In an earlier post, we talked about four common types of nightmare stakeholders: the name dropper, the empire builder, the vanisher, and the bosser. How can you keep these difficult but important players from wreaking havoc on your project or your team, while also ensuring they remain supportive and useful? Below we’ve pulled together some tips to help you keep your project on track and prevent your nightmare stakeholders from derailing your team’s success.
Including stakeholders in planning activities will help to get everyone’s objectives (both overt and covert) on the table. Empire builders who try to annex your Project Team will likely be thwarted early in the process by the competing interests of other stakeholders, name droppers and vanishers will be less likely to overcommit resources if the details of their promises of support are known within the entire planning group, and bossers won’t get far when they understand that other stakeholders will eventually discover their machinations and (correctly) interpret them as entirely self-serving.
Maintaining regular communication will help to head off a number of nightmare stakeholder issues. Bossers will be more readily kept in check if they’re receiving routine communications on the status of the project, so keep them in the loop regarding support issue updates, personnel change notifications, and milestone progress reports—a smoothly running project offers fewer openings for interference. Vanishers are particularly impacted by regular communications, especially if their name is included on the list of people with outstanding action items (approval requests) or overdue resources (additional funding).
Managing expectations is key when dealing with difficult stakeholders. You’ll need to look at the partnership from two sides to get the best effect—what the stakeholder can reasonably expect from you, and what your team will be expecting from the stakeholder. Setting clear expectations around what your team’s obligations are will keep empire builders and bossers from steamrolling you, while aggressively pursuing the support you expect to receive from name droppers and vanishers will be critical to keeping your project on track.
Setting deadlines for support and/or information keeps your team from getting down to the wire, only to discover they’re missing vital resources that are necessary to successfully complete the project. Name droppers and vanishers will more reliably hold up their end of the bargain if there’s a formal deadline for them to deliver the support and/or resources they initially promised. Bossers are less likely to interfere with the team’s project activities when clear deadlines have been set, since it keeps you on the controlling end of the relationship.

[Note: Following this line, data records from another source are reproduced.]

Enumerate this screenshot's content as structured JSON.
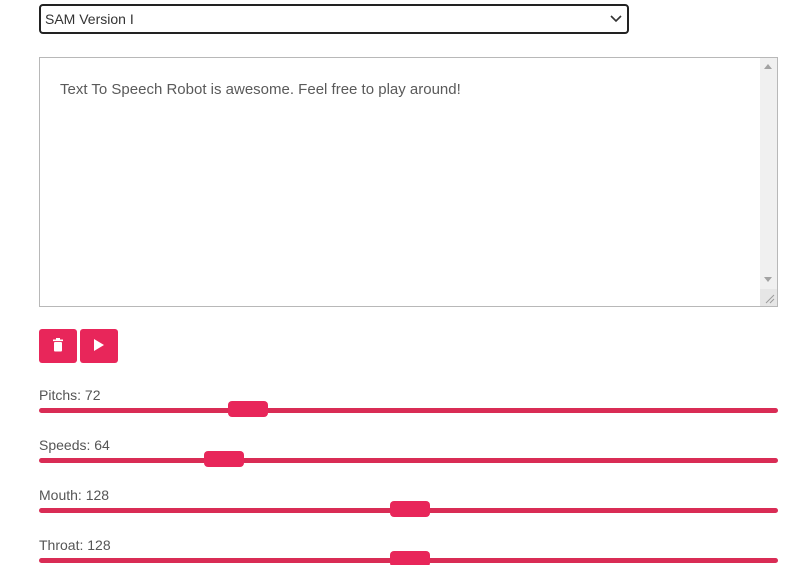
{
  "voice_select": {
    "selected": "SAM Version I"
  },
  "textarea": {
    "text": "Text To Speech Robot is awesome. Feel free to play around!"
  },
  "buttons": {
    "clear_icon": "trash-icon",
    "play_icon": "play-icon"
  },
  "colors": {
    "accent": "#e8265a",
    "rail": "#d92c55"
  },
  "sliders": [
    {
      "label": "Pitchs: 72",
      "value": 72,
      "min": 0,
      "max": 255
    },
    {
      "label": "Speeds: 64",
      "value": 64,
      "min": 0,
      "max": 255
    },
    {
      "label": "Mouth: 128",
      "value": 128,
      "min": 0,
      "max": 255
    },
    {
      "label": "Throat: 128",
      "value": 128,
      "min": 0,
      "max": 255
    }
  ]
}
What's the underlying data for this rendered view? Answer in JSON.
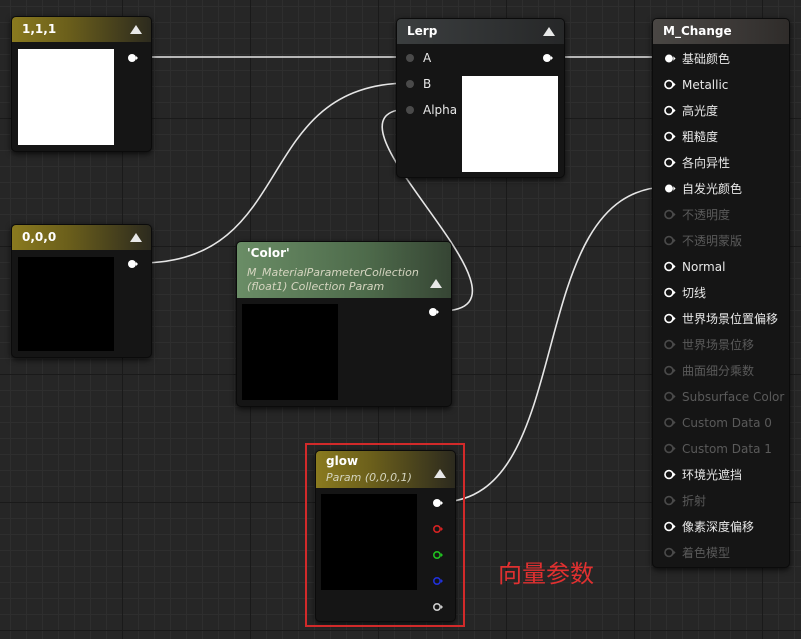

Establishing limits on what your team will do—and when they can do it—is a good way to keep empire builders from becoming overbearing. Outlining your Project Team’s boundaries early in the process not only gives prospective empire builders some solid obstacles to overcome should they consider taking charge, it will also provide your team with concrete ways to push back if they’re challenged. Advise your team to be vigilant, since empire builders are likely to become more aggressive if they think you’ve let down your guard.
Empowering your team is a surefire way to keep nightmare stakeholders in line. Name droppers and vanishers are rendered powerless when routinely confronted by team members about promised resources, making them more likely to follow through on their commitments. Empire builders and bossers also tend to abandon self-serving activities when they consistently meet resistance from individual Project Team members. Create signature limits that are as high as you can reasonably make them and spread authorization responsibilities among several members, so your team is less reliant on difficult stakeholders for urgent approvals.